Root growth is strongly affected by densely colonized microorganisms in the rhizosphere. Consequently, resistance toward pathogenic (hazardous) microorganisms are of particular importance to optimize root growth, and hence plants have evolved various resistance systems to cope with pathogen attack. In the past decades, plant-microbe interaction has been studied mostly using artificial inoculation of microbe suspension to the leaf cells. In more recent years, however, studies using the root and soil microbiome are attracting more attentions, as they likely represent more natural settings.
In order to understand cellular and molecular bases of root-microbe interaction, it is important to investigate which of the root cells (or cell layers) are involved, and when and how they respond to the microbes. However, collaboration between plant pathologists and plant developmental biologists have been limited.
The root cap is literally a cap-like tissue covering the root tip and known to play important roles in directing root growth by sensing gravity vector and secreting metabolites to the rhizosphere. The root cap features a unique developmental behavior in which the outermost layer of the root cap are repeatedly detached from the root tip and dispersed into the rhizosphere. Also implicated for the root cap is a role in root-microbe interaction, though its genetic and molecular bases are not known in detail.

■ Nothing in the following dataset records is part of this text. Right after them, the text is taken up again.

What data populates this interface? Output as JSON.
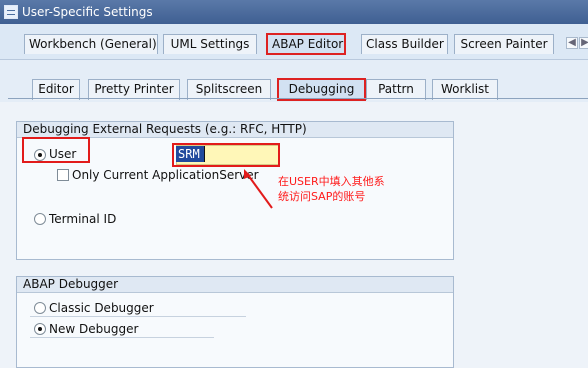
{
  "window": {
    "title": "User-Specific Settings"
  },
  "tabs": {
    "top": [
      {
        "label": "Workbench (General)"
      },
      {
        "label": "UML Settings"
      },
      {
        "label": "ABAP Editor"
      },
      {
        "label": "Class Builder"
      },
      {
        "label": "Screen Painter"
      }
    ],
    "sub": [
      {
        "label": "Editor"
      },
      {
        "label": "Pretty Printer"
      },
      {
        "label": "Splitscreen"
      },
      {
        "label": "Debugging"
      },
      {
        "label": "Pattrn"
      },
      {
        "label": "Worklist"
      }
    ]
  },
  "groups": {
    "external_requests": {
      "title": "Debugging External Requests (e.g.: RFC, HTTP)",
      "user_label": "User",
      "user_value": "SRM",
      "only_current_label": "Only Current ApplicationServer",
      "terminal_label": "Terminal ID"
    },
    "abap_debugger": {
      "title": "ABAP Debugger",
      "classic_label": "Classic Debugger",
      "new_label": "New Debugger"
    }
  },
  "annotation": {
    "text": "在USER中填入其他系统访问SAP的账号",
    "color": "#ff1b1b"
  },
  "colors": {
    "title_bar": "#4d6f9f",
    "highlight": "#e21b1b",
    "input_fill": "#fff7b8"
  },
  "icons": {
    "window": "settings-window-icon",
    "scroll_left": "scroll-left-icon",
    "scroll_right": "scroll-right-icon",
    "arrow": "annotation-arrow-icon"
  }
}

We found that mutations in a key regulatory gene of root cap differentiation impair root resistance to pathogenic fungi. Starting with this finding, we are currently investigating how the root cap cells perceive pathogens to activate signaling cascade leading to the resistance, and how the unique spatial organization and cellular dynamics of the root cap cells act in such mechanisms.